**Task data**
== Segment start ==
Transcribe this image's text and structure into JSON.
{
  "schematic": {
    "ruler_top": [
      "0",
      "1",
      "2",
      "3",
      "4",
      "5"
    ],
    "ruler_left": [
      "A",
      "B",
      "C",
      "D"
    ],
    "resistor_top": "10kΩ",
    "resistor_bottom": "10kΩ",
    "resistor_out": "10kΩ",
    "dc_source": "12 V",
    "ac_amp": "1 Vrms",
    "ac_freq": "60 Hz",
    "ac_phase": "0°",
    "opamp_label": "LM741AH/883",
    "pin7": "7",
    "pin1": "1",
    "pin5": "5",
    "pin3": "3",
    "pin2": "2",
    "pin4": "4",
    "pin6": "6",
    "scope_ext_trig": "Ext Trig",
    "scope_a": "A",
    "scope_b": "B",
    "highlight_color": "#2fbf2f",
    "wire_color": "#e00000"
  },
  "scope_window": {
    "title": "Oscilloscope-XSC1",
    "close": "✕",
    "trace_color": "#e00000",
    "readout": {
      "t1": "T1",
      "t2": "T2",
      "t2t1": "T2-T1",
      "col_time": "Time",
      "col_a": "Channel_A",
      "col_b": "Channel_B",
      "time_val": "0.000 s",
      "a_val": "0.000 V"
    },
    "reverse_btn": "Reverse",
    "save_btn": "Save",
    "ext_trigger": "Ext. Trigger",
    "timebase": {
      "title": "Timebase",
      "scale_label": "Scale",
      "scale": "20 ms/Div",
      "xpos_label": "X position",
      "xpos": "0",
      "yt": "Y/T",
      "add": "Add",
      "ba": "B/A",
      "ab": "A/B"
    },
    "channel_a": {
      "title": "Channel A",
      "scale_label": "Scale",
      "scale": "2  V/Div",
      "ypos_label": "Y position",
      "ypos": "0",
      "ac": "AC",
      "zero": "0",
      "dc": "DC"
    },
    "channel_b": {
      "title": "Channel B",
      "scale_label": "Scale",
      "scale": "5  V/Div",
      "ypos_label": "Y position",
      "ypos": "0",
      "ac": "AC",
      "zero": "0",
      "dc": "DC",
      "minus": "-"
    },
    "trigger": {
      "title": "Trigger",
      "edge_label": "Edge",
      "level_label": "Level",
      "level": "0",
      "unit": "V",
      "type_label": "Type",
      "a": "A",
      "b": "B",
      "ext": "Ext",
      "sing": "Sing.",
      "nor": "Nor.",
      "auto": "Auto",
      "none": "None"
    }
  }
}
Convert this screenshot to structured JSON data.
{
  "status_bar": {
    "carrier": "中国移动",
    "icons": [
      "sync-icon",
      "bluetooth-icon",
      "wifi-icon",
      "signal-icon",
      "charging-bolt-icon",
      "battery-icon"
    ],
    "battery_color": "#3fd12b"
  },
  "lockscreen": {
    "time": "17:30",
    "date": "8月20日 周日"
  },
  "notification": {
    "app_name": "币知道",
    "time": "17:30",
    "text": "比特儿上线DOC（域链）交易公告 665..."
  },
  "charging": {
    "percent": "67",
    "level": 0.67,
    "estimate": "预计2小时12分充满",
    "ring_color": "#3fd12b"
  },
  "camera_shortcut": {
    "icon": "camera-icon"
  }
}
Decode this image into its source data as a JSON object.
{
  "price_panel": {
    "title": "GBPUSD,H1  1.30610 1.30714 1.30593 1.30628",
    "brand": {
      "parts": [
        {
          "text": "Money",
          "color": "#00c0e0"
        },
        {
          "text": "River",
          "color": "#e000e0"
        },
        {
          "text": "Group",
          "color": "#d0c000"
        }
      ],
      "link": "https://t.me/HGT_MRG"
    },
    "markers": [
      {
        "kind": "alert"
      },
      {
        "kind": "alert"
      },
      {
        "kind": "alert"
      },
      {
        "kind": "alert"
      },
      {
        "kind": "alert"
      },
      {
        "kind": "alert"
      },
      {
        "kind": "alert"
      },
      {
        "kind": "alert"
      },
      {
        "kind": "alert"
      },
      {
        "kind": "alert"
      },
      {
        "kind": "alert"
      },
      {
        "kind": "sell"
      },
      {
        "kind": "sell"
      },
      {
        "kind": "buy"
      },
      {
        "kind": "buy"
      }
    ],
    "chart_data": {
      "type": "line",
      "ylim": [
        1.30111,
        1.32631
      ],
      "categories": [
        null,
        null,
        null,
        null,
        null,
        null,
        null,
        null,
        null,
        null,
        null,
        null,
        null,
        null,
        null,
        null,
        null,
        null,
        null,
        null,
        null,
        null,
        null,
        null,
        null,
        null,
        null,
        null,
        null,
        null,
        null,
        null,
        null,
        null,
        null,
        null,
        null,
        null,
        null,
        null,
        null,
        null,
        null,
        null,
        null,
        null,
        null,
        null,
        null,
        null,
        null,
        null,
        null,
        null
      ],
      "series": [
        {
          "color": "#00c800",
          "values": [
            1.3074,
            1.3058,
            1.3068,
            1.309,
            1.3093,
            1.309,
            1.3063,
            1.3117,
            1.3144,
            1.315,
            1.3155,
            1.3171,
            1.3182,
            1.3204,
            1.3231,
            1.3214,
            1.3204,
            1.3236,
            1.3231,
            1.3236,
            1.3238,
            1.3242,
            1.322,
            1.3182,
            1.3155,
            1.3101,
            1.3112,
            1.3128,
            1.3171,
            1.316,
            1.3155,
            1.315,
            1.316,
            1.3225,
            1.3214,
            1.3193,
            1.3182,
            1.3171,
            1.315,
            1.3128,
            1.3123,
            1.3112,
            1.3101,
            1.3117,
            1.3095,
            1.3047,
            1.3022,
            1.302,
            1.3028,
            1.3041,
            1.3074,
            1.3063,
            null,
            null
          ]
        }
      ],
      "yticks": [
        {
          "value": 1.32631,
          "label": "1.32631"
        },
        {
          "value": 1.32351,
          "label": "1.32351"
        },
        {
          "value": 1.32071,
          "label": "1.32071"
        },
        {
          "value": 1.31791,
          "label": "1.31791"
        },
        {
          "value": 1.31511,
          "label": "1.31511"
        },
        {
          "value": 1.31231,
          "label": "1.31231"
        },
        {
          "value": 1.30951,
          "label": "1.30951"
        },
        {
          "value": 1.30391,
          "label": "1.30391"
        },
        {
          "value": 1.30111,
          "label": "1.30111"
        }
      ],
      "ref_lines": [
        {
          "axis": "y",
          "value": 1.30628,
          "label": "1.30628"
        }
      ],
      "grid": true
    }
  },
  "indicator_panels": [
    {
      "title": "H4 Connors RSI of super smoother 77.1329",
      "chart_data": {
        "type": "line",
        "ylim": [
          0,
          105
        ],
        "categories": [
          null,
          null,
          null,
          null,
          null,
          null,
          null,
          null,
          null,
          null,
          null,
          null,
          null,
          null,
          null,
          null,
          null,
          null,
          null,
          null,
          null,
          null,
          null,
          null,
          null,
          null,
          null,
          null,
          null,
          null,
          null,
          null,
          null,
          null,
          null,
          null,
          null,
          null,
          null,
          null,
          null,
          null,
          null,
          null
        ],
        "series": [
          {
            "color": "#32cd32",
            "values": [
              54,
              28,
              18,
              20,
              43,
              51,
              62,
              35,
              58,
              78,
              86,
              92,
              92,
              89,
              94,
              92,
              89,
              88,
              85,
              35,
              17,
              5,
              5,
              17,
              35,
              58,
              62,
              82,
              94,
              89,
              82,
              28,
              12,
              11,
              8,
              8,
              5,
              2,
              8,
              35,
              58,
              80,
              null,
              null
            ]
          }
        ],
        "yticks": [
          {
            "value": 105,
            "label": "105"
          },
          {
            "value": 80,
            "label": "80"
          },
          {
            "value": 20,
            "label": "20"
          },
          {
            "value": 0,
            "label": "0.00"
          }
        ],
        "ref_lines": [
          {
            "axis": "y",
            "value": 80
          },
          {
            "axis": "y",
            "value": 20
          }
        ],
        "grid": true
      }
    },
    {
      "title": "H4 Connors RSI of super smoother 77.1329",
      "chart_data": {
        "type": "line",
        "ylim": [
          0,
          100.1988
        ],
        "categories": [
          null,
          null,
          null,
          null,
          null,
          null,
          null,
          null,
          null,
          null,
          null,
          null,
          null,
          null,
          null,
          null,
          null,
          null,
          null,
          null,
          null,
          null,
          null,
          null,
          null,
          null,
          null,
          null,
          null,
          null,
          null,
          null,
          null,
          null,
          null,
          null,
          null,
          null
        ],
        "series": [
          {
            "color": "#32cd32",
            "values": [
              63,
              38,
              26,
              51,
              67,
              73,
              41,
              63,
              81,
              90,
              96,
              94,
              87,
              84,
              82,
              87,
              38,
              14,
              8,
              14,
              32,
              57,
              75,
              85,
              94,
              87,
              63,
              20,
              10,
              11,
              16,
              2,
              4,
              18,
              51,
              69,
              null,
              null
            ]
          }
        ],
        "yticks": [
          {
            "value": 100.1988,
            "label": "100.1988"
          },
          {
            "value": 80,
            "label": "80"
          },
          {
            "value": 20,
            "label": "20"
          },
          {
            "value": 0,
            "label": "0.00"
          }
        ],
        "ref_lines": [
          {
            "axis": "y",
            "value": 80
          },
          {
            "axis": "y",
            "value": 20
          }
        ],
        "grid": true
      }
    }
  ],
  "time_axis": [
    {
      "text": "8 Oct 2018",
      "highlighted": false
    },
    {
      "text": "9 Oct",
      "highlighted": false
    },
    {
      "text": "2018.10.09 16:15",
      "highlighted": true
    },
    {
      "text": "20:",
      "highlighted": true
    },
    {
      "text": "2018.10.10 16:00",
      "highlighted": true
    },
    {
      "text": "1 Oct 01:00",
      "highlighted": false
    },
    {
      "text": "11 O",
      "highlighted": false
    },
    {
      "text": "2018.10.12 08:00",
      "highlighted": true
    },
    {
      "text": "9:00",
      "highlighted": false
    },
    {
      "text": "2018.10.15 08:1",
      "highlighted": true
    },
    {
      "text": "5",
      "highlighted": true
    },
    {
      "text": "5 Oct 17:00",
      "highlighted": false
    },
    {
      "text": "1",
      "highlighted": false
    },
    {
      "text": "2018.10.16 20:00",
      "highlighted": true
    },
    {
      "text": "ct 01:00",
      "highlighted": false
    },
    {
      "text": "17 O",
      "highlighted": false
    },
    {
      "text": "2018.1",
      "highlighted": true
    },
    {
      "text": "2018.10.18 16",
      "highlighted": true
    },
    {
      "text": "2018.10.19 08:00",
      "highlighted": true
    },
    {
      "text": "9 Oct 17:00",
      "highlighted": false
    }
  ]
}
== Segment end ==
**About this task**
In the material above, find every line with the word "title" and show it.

**Task solution**
    "title": "Oscilloscope-XSC1",
      "title": "Timebase",
      "title": "Channel A",
      "title": "Channel B",
      "title": "Trigger",
    "title": "GBPUSD,H1  1.30610 1.30714 1.30593 1.30628",
      "title": "H4 Connors RSI of super smoother 77.1329",
      "title": "H4 Connors RSI of super smoother 77.1329",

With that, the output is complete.